|Talons are used for grasping and holding onto prey.||Claws are used for scratching, digging, and climbing.|
Based on these characteristics, it is clear that chickens have claws rather than talons. While chicken claws may appear sharp, they are not as curved or hooked as talons and serve a different purpose. These features are essential for their survival in the wild and their everyday activities on farms and in backyards.
Additionally, the size of chicken talons and claws varies depending on the breed and age of the chicken. Larger breeds tend to have larger claws and talons, while younger chickens have smaller ones. This is because their feet are still growing and developing.
Overall, understanding the difference between chicken talons and claws can help you better care for your chickens and appreciate the unique features of their feet.
Do Chickens Have Talons or Claws?
Chickens are fascinating creatures that have unique features, including their feet. While many people refer to their feet as having claws, others claim that they have talons. If you’ve been wondering about this topic, you’re not alone. In this section, we will settle the debate on whether chickens have talons or claws.
|Long, curved nails||Talons|
When we examine the anatomy of a chicken’s foot, we can see that they have both claws and talons. Their toes are equipped with sharp nails that function as claws, which help the bird to scratch and dig on the ground. Additionally, their elongated middle toe has a long, curved nail that is called a talon. This talon is used for perching and gripping branches, roosts, and other surfaces.
So, do chickens have talons or claws? The answer is simple – they have both. Chickens have claws that help them move around on the ground and talons that assist them in perching and maintaining their balance. While some people may use the terms interchangeably, it’s important to acknowledge the distinct features that make up a chicken’s foot.
If you own chickens, you may have noticed that their talons can become sharp over time.
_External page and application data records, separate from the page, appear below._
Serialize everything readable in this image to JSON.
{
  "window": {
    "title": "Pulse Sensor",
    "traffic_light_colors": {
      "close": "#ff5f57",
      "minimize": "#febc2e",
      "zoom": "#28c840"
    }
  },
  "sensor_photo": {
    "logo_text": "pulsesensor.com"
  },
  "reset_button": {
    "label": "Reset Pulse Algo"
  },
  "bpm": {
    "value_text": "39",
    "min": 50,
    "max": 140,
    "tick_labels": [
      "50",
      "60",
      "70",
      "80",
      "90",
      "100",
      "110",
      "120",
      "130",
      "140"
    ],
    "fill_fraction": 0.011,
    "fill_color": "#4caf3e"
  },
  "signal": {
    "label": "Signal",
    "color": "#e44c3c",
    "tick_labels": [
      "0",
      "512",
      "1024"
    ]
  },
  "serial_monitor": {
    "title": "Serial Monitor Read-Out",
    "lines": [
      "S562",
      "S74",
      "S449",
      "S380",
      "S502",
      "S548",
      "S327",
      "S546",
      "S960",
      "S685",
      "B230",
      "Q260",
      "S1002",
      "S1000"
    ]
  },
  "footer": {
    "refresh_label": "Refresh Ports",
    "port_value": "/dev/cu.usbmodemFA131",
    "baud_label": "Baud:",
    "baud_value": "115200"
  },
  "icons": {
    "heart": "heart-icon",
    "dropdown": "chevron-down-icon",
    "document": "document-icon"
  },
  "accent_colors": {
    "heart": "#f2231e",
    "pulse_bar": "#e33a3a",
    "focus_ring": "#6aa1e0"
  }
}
These sharp talons can pose a potential danger to other birds or animals in the coop, and may even injure humans if they’re not careful. It’s essential to keep a close eye on your chicken’s talons, and consider trimming them to prevent any accidents.
In summary, chickens have both talons and claws, which serve different purposes in their daily activities. Whether you refer to their feet as having talons or claws, it’s important to recognize and appreciate the unique features that make these birds so fascinating.
The Sharpness of Chicken Talons
Have you ever wondered whether chickens have sharp talons? The answer is yes, they do.
Sharp talons play an essential role in a chicken’s natural behaviors, such as foraging and defending themselves against predators. Their talons are curved and pointed, allowing them to easily grasp and catch insects and small prey.
In addition, chickens also use their talons for self-defense. When threatened, they will use their sharp talons to scratch and peck at the predator, causing harm and potentially deterring them from attacking.
The Importance of Trimming Chicken Talons
Although sharp talons are necessary for a chicken’s survival and well-being, they can also pose a risk to both the chicken and its caretaker. Overgrown talons can become too long and sharp, causing discomfort for the chicken and even leading to injury.
It is important to regularly trim a chicken’s talons to prevent them from becoming too long and causing harm. Trimming should be done carefully and with the right tools to avoid causing injury to the chicken.
In conclusion, chickens do have sharp talons that serve a vital purpose in their natural behaviors. However, it is crucial to keep them trimmed to prevent injury and ensure the chicken’s well-being.